++++ DATASET
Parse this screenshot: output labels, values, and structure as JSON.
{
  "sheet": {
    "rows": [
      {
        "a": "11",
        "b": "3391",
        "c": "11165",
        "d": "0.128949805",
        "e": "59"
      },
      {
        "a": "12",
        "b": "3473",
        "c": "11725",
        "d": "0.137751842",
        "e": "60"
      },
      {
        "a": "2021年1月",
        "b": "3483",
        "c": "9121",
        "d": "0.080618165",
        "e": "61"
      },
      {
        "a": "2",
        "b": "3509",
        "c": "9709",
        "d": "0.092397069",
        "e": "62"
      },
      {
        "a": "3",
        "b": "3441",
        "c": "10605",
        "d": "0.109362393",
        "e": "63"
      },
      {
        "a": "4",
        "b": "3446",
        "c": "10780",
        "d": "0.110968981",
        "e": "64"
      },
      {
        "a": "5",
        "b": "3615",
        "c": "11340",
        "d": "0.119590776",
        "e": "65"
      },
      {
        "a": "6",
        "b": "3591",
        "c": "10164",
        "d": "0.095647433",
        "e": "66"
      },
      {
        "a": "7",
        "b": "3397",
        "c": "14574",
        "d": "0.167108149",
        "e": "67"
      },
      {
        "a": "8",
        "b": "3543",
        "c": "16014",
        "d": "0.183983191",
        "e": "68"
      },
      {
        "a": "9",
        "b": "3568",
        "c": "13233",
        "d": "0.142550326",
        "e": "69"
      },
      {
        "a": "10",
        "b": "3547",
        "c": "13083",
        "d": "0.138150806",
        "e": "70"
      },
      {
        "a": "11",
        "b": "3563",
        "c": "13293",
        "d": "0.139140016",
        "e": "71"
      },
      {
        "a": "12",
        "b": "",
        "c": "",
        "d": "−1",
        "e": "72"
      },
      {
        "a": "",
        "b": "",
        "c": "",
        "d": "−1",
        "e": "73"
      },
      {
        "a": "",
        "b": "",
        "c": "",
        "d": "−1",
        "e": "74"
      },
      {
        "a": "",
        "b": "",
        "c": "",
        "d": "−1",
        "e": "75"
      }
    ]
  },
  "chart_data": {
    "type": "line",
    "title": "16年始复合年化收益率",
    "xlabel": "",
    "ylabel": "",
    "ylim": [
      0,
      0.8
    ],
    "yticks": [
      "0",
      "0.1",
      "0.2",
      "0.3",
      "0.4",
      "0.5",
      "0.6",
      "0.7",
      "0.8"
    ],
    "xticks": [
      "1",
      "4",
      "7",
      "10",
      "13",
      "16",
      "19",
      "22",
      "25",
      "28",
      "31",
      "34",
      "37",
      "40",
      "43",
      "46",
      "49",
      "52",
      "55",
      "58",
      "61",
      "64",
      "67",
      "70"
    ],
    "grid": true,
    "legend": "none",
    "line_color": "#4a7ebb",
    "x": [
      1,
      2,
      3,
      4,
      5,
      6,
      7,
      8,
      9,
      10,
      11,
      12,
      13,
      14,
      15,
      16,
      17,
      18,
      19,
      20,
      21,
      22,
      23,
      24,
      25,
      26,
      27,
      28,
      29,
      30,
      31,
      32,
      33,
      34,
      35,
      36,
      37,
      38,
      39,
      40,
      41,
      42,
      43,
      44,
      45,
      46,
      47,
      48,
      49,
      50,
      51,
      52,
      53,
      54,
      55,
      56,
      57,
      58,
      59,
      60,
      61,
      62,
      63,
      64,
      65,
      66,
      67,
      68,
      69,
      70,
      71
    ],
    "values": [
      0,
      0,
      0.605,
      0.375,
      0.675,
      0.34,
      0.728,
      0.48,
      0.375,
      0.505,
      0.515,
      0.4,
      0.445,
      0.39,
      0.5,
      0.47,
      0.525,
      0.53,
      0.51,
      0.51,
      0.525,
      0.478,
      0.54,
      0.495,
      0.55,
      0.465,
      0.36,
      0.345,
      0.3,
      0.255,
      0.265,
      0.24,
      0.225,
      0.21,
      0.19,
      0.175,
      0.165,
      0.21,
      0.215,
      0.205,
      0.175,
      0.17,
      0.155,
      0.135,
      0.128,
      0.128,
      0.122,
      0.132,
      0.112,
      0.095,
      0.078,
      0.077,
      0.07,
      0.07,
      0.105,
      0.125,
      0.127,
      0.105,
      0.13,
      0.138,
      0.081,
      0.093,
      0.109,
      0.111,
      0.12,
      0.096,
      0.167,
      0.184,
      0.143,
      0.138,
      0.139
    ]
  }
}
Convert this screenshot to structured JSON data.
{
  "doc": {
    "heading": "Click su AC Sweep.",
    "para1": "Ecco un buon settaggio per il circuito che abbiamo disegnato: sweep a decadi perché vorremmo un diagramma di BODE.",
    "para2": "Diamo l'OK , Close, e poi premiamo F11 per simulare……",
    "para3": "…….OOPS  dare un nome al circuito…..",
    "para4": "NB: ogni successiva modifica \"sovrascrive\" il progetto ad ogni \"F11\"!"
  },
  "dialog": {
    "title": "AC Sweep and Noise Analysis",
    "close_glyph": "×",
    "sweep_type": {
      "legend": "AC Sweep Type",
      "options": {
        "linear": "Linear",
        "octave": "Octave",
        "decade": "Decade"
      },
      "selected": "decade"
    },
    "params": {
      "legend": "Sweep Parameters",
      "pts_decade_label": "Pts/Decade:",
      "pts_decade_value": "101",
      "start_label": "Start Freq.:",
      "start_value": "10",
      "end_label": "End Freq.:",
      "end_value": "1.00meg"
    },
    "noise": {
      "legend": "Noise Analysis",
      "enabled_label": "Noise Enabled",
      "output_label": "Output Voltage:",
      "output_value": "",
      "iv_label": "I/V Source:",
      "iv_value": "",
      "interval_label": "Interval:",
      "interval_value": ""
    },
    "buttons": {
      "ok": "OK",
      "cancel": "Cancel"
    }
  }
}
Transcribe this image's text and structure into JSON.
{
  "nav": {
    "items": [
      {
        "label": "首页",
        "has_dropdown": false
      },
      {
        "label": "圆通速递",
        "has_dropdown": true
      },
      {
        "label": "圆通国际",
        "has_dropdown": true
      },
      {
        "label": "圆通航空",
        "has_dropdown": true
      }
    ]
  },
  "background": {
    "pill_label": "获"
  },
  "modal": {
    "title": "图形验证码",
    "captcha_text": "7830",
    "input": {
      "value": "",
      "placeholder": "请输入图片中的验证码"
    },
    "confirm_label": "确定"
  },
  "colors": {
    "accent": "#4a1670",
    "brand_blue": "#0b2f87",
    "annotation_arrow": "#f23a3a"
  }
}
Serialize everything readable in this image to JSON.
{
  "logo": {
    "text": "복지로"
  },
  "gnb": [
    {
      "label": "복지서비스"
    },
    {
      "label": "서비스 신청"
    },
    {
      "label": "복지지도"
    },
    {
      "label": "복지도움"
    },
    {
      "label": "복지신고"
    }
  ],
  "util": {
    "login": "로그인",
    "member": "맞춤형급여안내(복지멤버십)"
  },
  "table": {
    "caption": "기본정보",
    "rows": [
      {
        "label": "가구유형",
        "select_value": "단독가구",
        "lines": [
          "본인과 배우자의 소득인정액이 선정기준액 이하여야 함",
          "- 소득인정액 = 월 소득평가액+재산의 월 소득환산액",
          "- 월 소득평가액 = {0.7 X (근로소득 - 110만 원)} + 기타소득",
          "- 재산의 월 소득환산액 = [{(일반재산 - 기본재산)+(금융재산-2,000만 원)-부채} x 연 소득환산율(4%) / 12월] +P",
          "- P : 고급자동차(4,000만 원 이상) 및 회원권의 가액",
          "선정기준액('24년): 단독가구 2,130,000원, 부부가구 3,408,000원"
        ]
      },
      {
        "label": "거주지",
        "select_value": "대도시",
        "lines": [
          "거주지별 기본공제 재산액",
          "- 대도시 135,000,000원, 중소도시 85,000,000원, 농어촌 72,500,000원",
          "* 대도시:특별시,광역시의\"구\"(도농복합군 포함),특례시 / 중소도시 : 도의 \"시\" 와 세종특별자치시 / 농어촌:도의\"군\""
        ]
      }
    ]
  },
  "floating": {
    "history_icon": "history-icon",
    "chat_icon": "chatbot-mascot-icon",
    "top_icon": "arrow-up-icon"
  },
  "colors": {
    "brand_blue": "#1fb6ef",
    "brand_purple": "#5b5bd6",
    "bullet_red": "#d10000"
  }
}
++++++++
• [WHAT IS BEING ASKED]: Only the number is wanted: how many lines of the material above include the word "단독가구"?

• [TASK RESULT]: 2